↓↓↓

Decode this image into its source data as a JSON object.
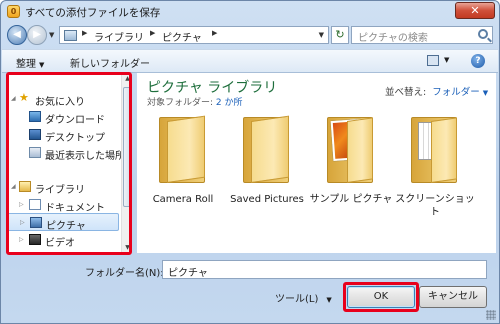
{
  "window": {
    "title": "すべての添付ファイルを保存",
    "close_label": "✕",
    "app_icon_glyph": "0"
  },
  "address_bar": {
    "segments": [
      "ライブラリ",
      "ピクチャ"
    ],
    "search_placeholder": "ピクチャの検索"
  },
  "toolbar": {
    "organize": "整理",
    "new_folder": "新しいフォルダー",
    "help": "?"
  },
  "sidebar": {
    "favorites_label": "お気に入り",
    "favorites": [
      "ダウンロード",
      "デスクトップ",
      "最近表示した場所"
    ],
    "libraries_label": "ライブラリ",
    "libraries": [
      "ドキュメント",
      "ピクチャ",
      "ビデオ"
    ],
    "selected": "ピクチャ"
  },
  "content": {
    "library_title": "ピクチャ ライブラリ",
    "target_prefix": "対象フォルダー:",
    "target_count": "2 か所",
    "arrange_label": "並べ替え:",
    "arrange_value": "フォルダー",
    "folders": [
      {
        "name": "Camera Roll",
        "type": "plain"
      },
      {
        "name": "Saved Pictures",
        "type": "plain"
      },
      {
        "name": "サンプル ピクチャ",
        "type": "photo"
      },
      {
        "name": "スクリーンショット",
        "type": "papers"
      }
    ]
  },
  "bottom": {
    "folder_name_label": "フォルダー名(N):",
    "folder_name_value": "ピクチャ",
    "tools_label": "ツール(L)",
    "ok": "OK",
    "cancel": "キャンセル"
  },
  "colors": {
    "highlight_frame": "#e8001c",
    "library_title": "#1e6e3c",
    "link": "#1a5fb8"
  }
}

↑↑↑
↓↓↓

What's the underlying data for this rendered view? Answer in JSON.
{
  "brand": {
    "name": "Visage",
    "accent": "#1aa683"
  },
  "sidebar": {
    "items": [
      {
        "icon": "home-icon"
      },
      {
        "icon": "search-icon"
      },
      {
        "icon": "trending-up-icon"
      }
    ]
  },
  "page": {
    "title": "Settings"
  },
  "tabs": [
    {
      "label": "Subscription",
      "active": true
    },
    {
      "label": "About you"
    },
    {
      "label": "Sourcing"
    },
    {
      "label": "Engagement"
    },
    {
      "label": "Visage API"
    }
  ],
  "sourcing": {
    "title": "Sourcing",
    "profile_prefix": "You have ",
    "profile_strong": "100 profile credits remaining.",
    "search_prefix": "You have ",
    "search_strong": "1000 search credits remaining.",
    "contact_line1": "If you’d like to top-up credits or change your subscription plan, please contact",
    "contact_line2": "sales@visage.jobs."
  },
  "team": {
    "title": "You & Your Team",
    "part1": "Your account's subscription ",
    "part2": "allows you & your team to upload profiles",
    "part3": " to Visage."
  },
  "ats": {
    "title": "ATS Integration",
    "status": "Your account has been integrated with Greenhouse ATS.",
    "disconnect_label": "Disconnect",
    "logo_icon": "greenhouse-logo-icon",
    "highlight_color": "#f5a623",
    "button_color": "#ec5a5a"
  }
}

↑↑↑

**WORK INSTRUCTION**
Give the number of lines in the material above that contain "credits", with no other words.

**ANSWER TO THE PROBLEM**
3